Old Testament Saints: King David

Saints of the Old Dispensation rarely grace our Eucharistic sacrifices and Offices. They generally make the odd appearance at Prime in the Roman Office (and presumably somewhere in the daily reading handbook Consilium wrote). Today, almost uniquely, the Roman Office and Mass commemorated the holy Maccabee brothers as martyrs for Christ (cf. St. Gregory Nazianzen). The Byzantine tradition is more generous with the Old Testament saints, although not too much more. Saint Elias constitutes a major feast in the Constantinopolitan tradition; off the top of my head I can recall the prophet Habakkuk receiving a commemoration in my Melkite days. Still, there is no feast of Saint Moses or Saint Aaron to supersede Sunday in the way Ss. Peter & Paul or John the Forerunner do. And yet there are a pair of interesting exceptions.

For one, the Carmelite order, by reason of its origin and its proximity to other oriental rites, carries a feast of Saint Elias. Similarly, the Latin Patriarchate of the Holy Land boasted a slew of idiosyncratic feasts and votive Masses of the Passion of Christ and of Old Testament saints. One such feast, which I spent years vainly essaying to find and which Marco related to me from a monk of Silverstream, is that of Saint David the King, Prophet and Confession.

The texts of his Mass, celebrated with the comites Christi on December 29th with a commemoration of Saint Thomas Becket of Canterbury, emphasize the auditory relationship between God and David. The Introit is Cantate Domino canticum novum. More interesting is the Collect:
Deus, Pater omnipotens, qui per os David in Spiritu Sancto tuo hymnos cantare fecisti; tribue, quaesumus, ut euis intercessione digne sacrificium laudis perficere valeamus. Per Dominum nostrum.....
The lesson, from 1 Kings (1 Samuel), recounts Samuel finding David tending his father's sheep and anointing him king, receiving the spirit of God which had just left Saul. While this pericope seems an obvious choice for the feast of Saint David the King, it is hardly the only plausible choice. The time of its celebration, within the octave of the Nativity, doubtless made the kingly anointing of a poor, modest shepherd tending his father's flock a more fitting example of typology than the battle with Goliath.
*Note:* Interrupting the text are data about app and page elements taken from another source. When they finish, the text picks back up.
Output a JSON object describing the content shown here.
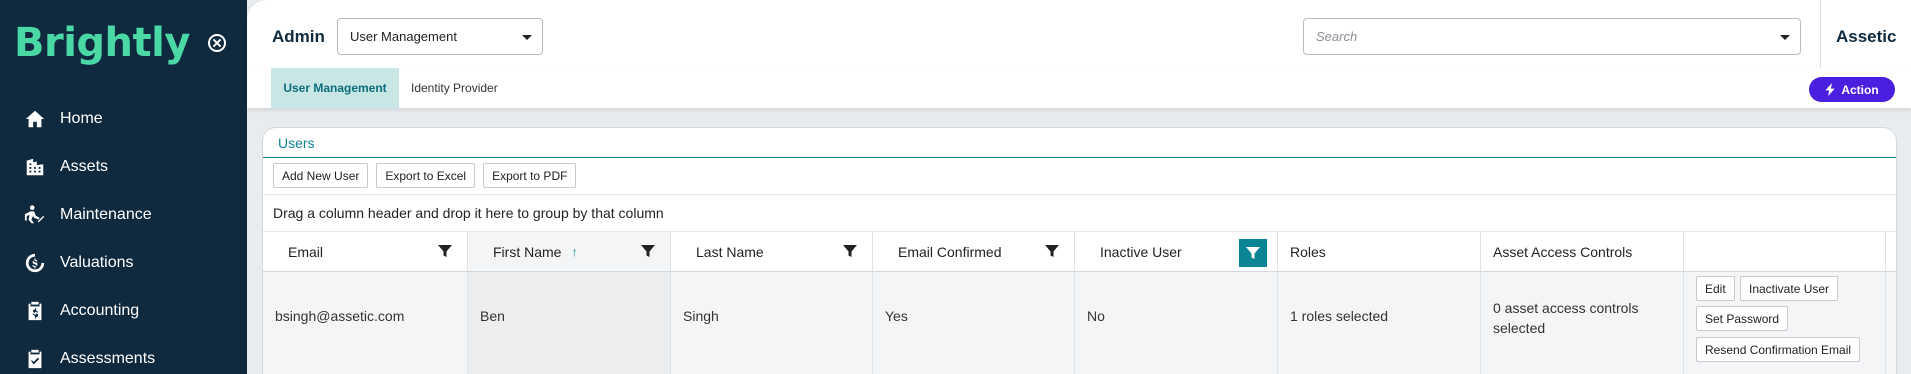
{
  "sidebar": {
    "logo": "Brightly",
    "items": [
      {
        "label": "Home",
        "icon": "home-icon"
      },
      {
        "label": "Assets",
        "icon": "building-icon"
      },
      {
        "label": "Maintenance",
        "icon": "worker-icon"
      },
      {
        "label": "Valuations",
        "icon": "dollar-gear-icon"
      },
      {
        "label": "Accounting",
        "icon": "clipboard-dollar-icon"
      },
      {
        "label": "Assessments",
        "icon": "clipboard-check-icon"
      }
    ]
  },
  "header": {
    "section": "Admin",
    "module_select": "User Management",
    "search_placeholder": "Search",
    "tenant": "Assetic"
  },
  "subtabs": {
    "items": [
      "User Management",
      "Identity Provider"
    ],
    "active": "User Management",
    "action_label": "Action"
  },
  "panel": {
    "title": "Users",
    "toolbar": [
      "Add New User",
      "Export to Excel",
      "Export to PDF"
    ],
    "group_hint": "Drag a column header and drop it here to group by that column",
    "columns": [
      "Email",
      "First Name",
      "Last Name",
      "Email Confirmed",
      "Inactive User",
      "Roles",
      "Asset Access Controls"
    ],
    "sorted_column": "First Name",
    "active_filter_column": "Inactive User",
    "rows": [
      {
        "email": "bsingh@assetic.com",
        "first_name": "Ben",
        "last_name": "Singh",
        "email_confirmed": "Yes",
        "inactive_user": "No",
        "roles": "1 roles selected",
        "asset_access": "0 asset access controls selected",
        "actions": [
          "Edit",
          "Inactivate User",
          "Set Password",
          "Resend Confirmation Email"
        ]
      }
    ]
  },
  "colors": {
    "sidebar_bg": "#0f2a3f",
    "brand_green": "#4ad9a5",
    "accent_teal": "#0b8494",
    "action_purple": "#4b1fe0"
  }
}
Herein is an interesting example of how additional Scripture and feasts could be extended to the older liturgy without disrupting its internal integrity with the insertion of a disjointed three year lectionary: make the Missae pro aliquibus locis more broadly available, even if only as votive Masses for one particular day a year. Perhaps in fifty years a consensus approach to such Masses would warrant an updated version of the older kalendar. Many of these Holy Land votive Masses or unique feasts have Scriptural pericopes unrelated to the Commons which dominate the baroque French and Italian saints whose feasts squeezed all sense of the ferial from the kalendar and made the late Tridentine Office into the "rite of Iste Confessor."
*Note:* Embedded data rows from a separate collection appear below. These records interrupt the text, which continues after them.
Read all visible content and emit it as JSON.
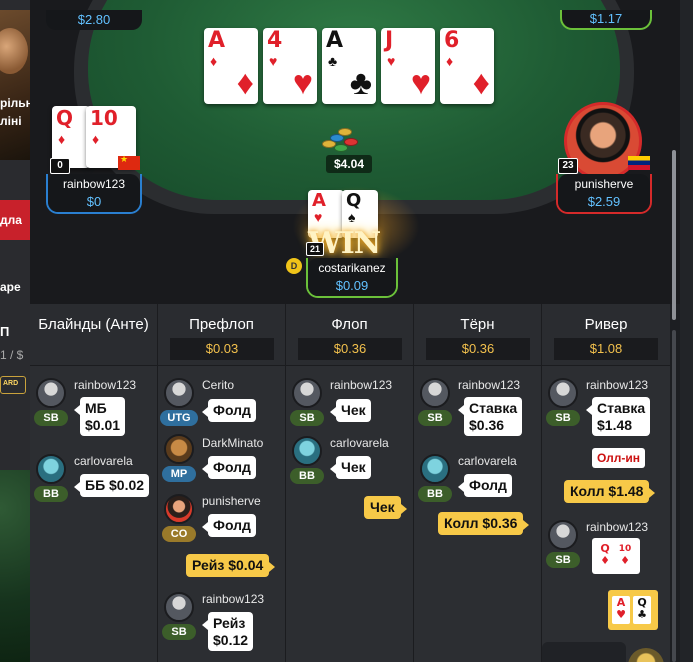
{
  "left_strip": {
    "text1": "рільн",
    "text2": "ліні",
    "text3": "дла",
    "text4": "аре",
    "text5": "П",
    "text6": "1 / $",
    "badge": "ARD"
  },
  "table": {
    "top_left_stack": "$2.80",
    "top_right_stack": "$1.17",
    "board": [
      {
        "rank": "A",
        "suit": "♦",
        "color": "red"
      },
      {
        "rank": "4",
        "suit": "♥",
        "color": "red"
      },
      {
        "rank": "A",
        "suit": "♣",
        "color": "black"
      },
      {
        "rank": "J",
        "suit": "♥",
        "color": "red"
      },
      {
        "rank": "6",
        "suit": "♦",
        "color": "red"
      }
    ],
    "pot": "$4.04",
    "seats": {
      "left": {
        "name": "rainbow123",
        "stack": "$0",
        "count": "0",
        "cards": [
          {
            "rank": "Q",
            "suit": "♦"
          },
          {
            "rank": "10",
            "suit": "♦"
          }
        ]
      },
      "right": {
        "name": "punisherve",
        "stack": "$2.59",
        "count": "23"
      },
      "hero": {
        "name": "costarikanez",
        "stack": "$0.09",
        "count": "21",
        "win": "WIN",
        "dealer": "D",
        "cards": [
          {
            "rank": "A",
            "suit": "♥",
            "color": "red"
          },
          {
            "rank": "Q",
            "suit": "♠",
            "color": "black"
          }
        ]
      }
    }
  },
  "history": {
    "columns": [
      {
        "title": "Блайнды (Анте)",
        "pot": ""
      },
      {
        "title": "Префлоп",
        "pot": "$0.03"
      },
      {
        "title": "Флоп",
        "pot": "$0.36"
      },
      {
        "title": "Тёрн",
        "pot": "$0.36"
      },
      {
        "title": "Ривер",
        "pot": "$1.08"
      }
    ],
    "blinds": [
      {
        "name": "rainbow123",
        "pos": "SB",
        "action1": "МБ",
        "action2": "$0.01"
      },
      {
        "name": "carlovarela",
        "pos": "BB",
        "action": "ББ $0.02"
      }
    ],
    "preflop": [
      {
        "name": "Cerito",
        "pos": "UTG",
        "action": "Фолд"
      },
      {
        "name": "DarkMinato",
        "pos": "MP",
        "action": "Фолд"
      },
      {
        "name": "punisherve",
        "pos": "CO",
        "action": "Фолд"
      },
      {
        "hero_action": "Рейз $0.04"
      },
      {
        "name": "rainbow123",
        "pos": "SB",
        "action1": "Рейз",
        "action2": "$0.12"
      }
    ],
    "flop": [
      {
        "name": "rainbow123",
        "pos": "SB",
        "action": "Чек"
      },
      {
        "name": "carlovarela",
        "pos": "BB",
        "action": "Чек"
      },
      {
        "hero_action": "Чек"
      }
    ],
    "turn": [
      {
        "name": "rainbow123",
        "pos": "SB",
        "action1": "Ставка",
        "action2": "$0.36"
      },
      {
        "name": "carlovarela",
        "pos": "BB",
        "action": "Фолд"
      },
      {
        "hero_action": "Колл $0.36"
      }
    ],
    "river": [
      {
        "name": "rainbow123",
        "pos": "SB",
        "action1": "Ставка",
        "action2": "$1.48"
      },
      {
        "allin": "Олл-ин"
      },
      {
        "hero_action": "Колл $1.48"
      },
      {
        "name": "rainbow123",
        "pos": "SB",
        "cards": [
          {
            "rank": "Q",
            "suit": "♦"
          },
          {
            "rank": "10",
            "suit": "♦"
          }
        ]
      },
      {
        "hero_cards": [
          {
            "rank": "A",
            "suit": "♥"
          },
          {
            "rank": "Q",
            "suit": "♣"
          }
        ]
      }
    ]
  },
  "colors": {
    "felt": "#1f5c34",
    "stack_blue": "#62c1ff",
    "pot_gold": "#f3c14d",
    "action_yellow": "#f7c948",
    "seat_blue": "#2a7fd0",
    "seat_red": "#d52a2a",
    "seat_green": "#6bc13a"
  }
}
Additionally, many saints got on the kalendar early because of feasts associated with the translation of their relics. That is certainly true of numerous Apostles. Since that is now rarely the case, the old liturgy could prove its vivacity in testing the faithful's openness to devotion to Old Testament saints. At the very least the typology, especially when exercised with discretion as the Patriarchate of Jerusalem did in writing the Mass of King David, may enrich understanding of Christ and the saints under the new and eternal Law.


  1. Interesting and thought-provoking!
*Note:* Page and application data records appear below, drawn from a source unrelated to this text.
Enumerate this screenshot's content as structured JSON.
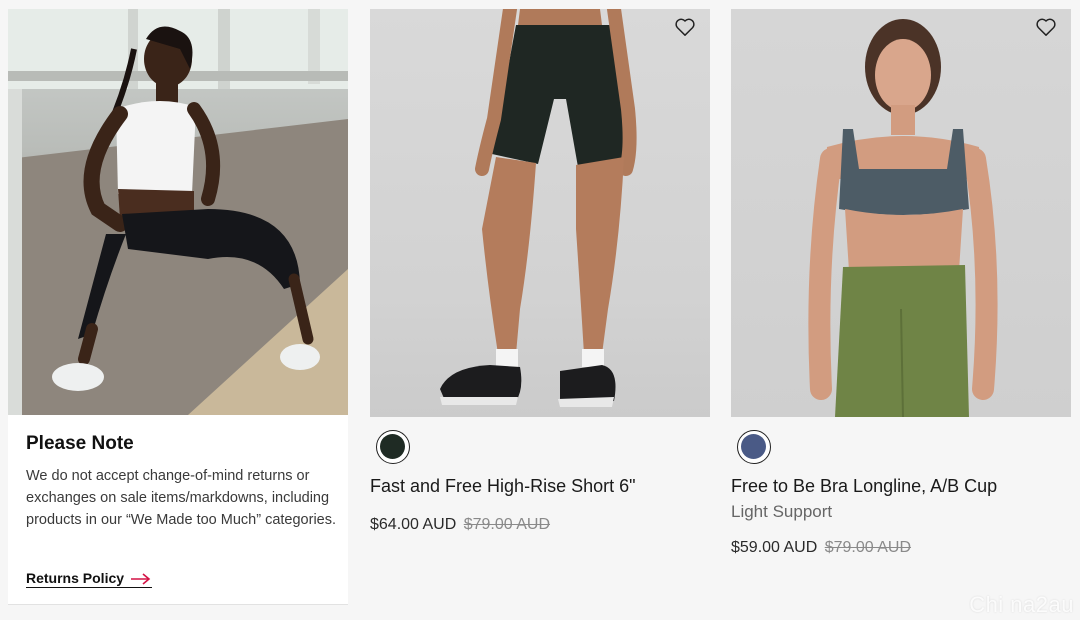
{
  "note": {
    "title": "Please Note",
    "body": "We do not accept change-of-mind returns or exchanges on sale items/markdowns, including products in our “We Made too Much” categories.",
    "link_label": "Returns Policy",
    "link_arrow_color": "#d31245"
  },
  "products": [
    {
      "name": "Fast and Free High-Rise Short 6\"",
      "subtitle": "",
      "price": "$64.00 AUD",
      "original_price": "$79.00 AUD",
      "swatch_color": "#1f2b24"
    },
    {
      "name": "Free to Be Bra Longline, A/B Cup",
      "subtitle": "Light Support",
      "price": "$59.00 AUD",
      "original_price": "$79.00 AUD",
      "swatch_color": "#4a5a86"
    }
  ],
  "watermark": "Chi na2au"
}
    One possibility for celebrating the Old Testament Saints that is already available, albeit not according to a uniform system, in both the Old and New Mass, is the faculty the celebrant has on liturgically free days to celebrate any Saint mentioned in the Martyrology for that day. The Mass proper, however, have to be taken from the Commons, a stricture that is a bit awkward in the case of, say, Isaias; does one use the Common of Confessors, Martyrs, or possibly of Evangelists (insofar as he is referred to as the Fifth Evangelist sometimes)?

  2. Moses the God-seer is commemorated on September 4 in the Byzantine rite, along with the hieromartyr Babylas of Antioch. This would not displace Sunday (which is generally only displaced by great feasts of the Lord), but in a parish that does not omit the saints on Sundays (which the Ruthenians, I know, sadly usually do), St. Moses would have 3 stichera at Great Vespers, his tropar and canon at Matins, and his tropar at Divine Liturgy. A great many of the prophets likewise have simple services in the Menaion; they, too, would have the above if the Typikon were followed fully.

  3. Thank you for this, RT. I am currently writing an article for NLM on the Holy Land missal supplement, covering not only the OT saints but also the feasts of the Palestinian monastic saints as well. I have long been fascinated by this question of commemorating OT saints ever since stumbling across a Missal with a Venetian supplement in a seminary library.

  4. Once upon a time.. in far far away galaxy..... .... ... .. .